__Work to be completed__
If a line in the records below contains the word "JSON", copy it.

__Data records__
#####

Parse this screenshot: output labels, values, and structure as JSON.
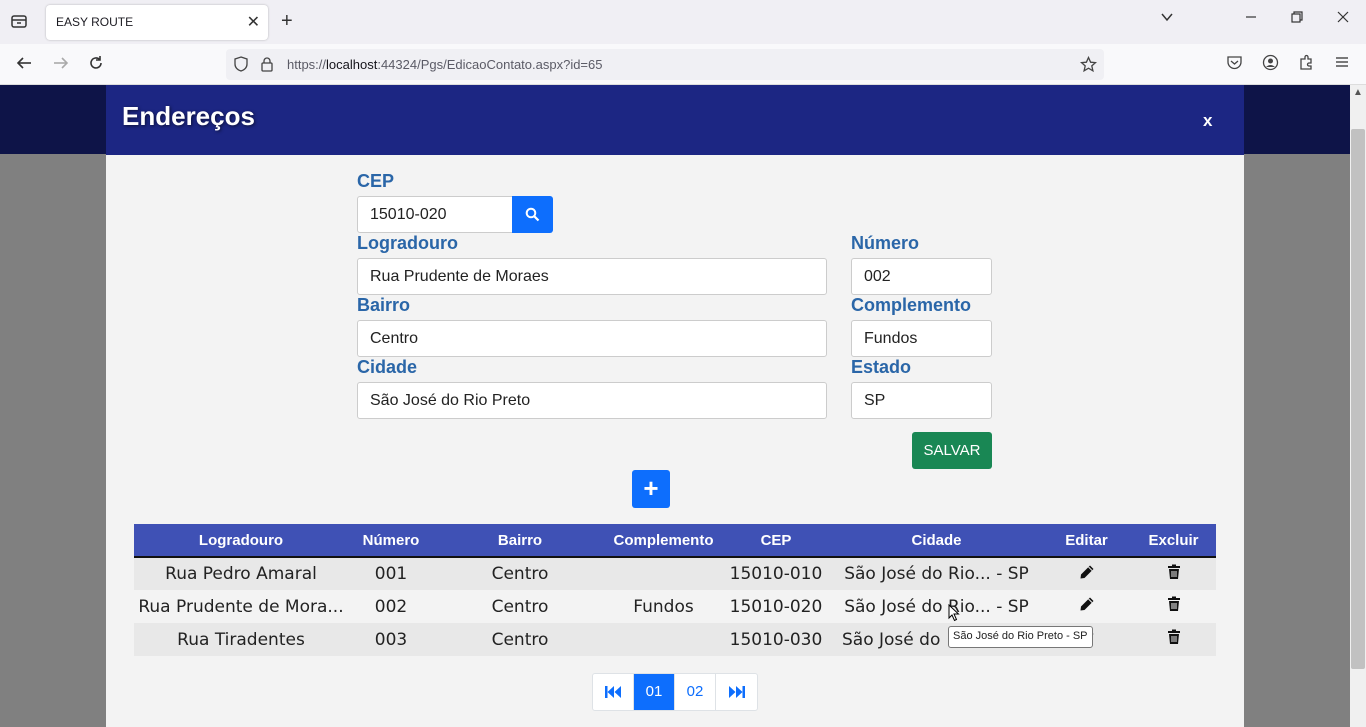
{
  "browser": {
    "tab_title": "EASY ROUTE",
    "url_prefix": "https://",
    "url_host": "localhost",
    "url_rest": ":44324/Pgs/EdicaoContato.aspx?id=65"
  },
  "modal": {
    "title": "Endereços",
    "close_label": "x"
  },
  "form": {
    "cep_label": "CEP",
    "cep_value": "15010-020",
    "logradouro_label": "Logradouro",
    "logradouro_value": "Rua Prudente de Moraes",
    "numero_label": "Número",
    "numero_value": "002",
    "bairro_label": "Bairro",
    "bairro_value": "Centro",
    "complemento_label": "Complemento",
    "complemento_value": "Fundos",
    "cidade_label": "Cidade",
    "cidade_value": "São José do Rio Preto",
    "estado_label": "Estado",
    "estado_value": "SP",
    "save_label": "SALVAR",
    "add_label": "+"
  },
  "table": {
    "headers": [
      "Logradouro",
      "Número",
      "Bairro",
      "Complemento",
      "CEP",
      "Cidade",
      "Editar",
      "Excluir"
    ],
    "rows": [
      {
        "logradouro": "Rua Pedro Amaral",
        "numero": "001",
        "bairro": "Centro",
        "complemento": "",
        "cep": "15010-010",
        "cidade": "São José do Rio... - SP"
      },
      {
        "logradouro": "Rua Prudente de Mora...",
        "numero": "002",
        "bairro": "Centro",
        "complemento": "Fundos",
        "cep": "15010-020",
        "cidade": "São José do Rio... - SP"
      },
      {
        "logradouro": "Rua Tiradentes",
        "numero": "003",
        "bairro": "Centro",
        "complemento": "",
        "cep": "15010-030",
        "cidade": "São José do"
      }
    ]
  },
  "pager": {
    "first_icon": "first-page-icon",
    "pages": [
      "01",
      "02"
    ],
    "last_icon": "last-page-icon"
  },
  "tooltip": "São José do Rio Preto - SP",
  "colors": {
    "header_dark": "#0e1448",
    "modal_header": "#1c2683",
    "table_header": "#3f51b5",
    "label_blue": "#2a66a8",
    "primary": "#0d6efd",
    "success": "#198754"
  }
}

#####

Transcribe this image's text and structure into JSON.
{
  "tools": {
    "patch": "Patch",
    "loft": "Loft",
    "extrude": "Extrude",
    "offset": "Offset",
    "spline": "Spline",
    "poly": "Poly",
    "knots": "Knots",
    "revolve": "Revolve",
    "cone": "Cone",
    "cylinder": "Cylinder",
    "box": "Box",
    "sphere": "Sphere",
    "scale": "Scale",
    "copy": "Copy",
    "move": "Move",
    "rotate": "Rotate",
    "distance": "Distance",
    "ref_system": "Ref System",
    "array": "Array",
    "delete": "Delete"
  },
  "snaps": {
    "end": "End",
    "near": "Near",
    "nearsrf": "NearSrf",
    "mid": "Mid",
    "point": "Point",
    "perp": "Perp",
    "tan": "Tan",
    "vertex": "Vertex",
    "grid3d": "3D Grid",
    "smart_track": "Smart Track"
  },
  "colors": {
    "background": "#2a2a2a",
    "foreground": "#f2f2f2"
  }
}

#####

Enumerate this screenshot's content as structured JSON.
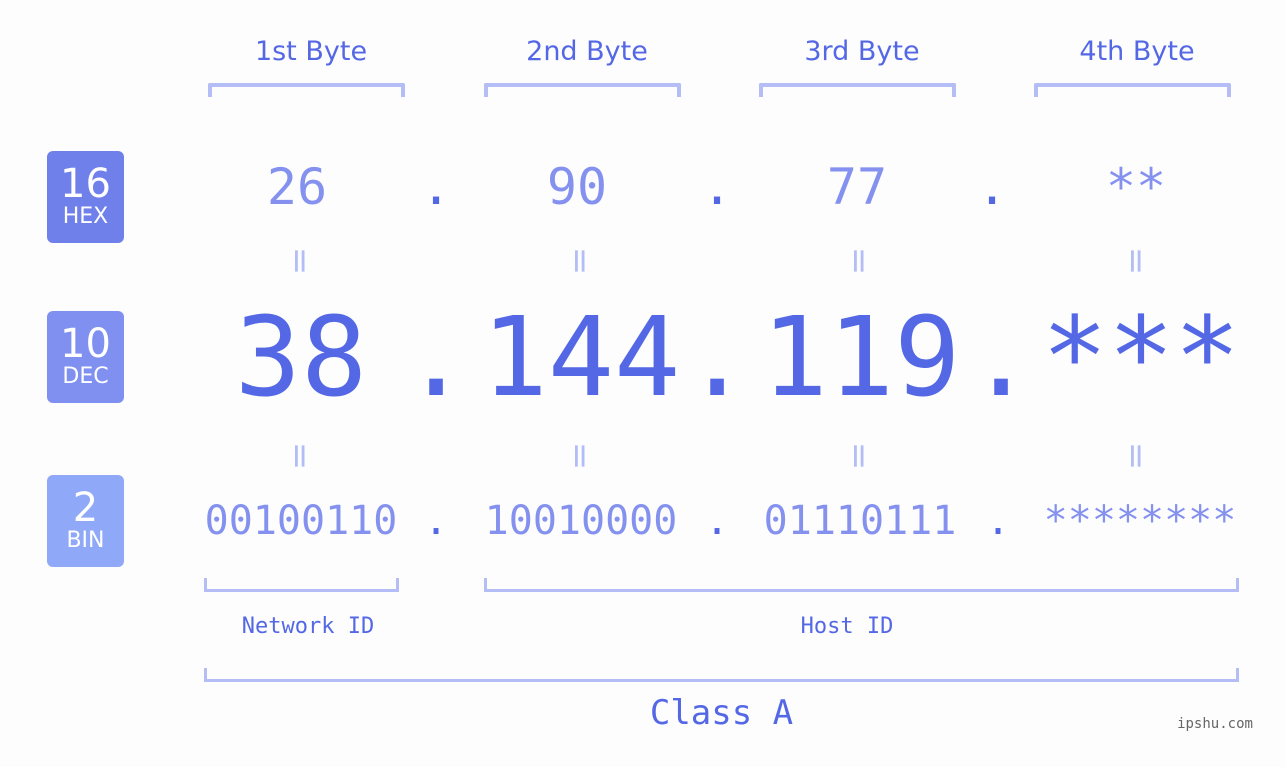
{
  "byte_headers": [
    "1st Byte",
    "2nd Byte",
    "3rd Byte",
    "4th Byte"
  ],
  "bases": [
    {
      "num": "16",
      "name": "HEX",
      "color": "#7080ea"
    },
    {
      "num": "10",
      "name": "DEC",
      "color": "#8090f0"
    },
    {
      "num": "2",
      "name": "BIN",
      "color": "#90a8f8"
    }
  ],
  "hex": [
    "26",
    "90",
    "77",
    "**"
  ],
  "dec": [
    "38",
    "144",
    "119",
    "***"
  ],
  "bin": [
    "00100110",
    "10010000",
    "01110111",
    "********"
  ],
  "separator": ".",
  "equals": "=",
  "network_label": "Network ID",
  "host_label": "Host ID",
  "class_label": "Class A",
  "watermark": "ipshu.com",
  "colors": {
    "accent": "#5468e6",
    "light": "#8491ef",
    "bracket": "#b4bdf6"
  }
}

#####

__Response box__
Parse this screenshot: output labels, values, and structure as JSON.
Transcribe this image's text and structure into JSON.
Enumerate this screenshot's content as structured JSON.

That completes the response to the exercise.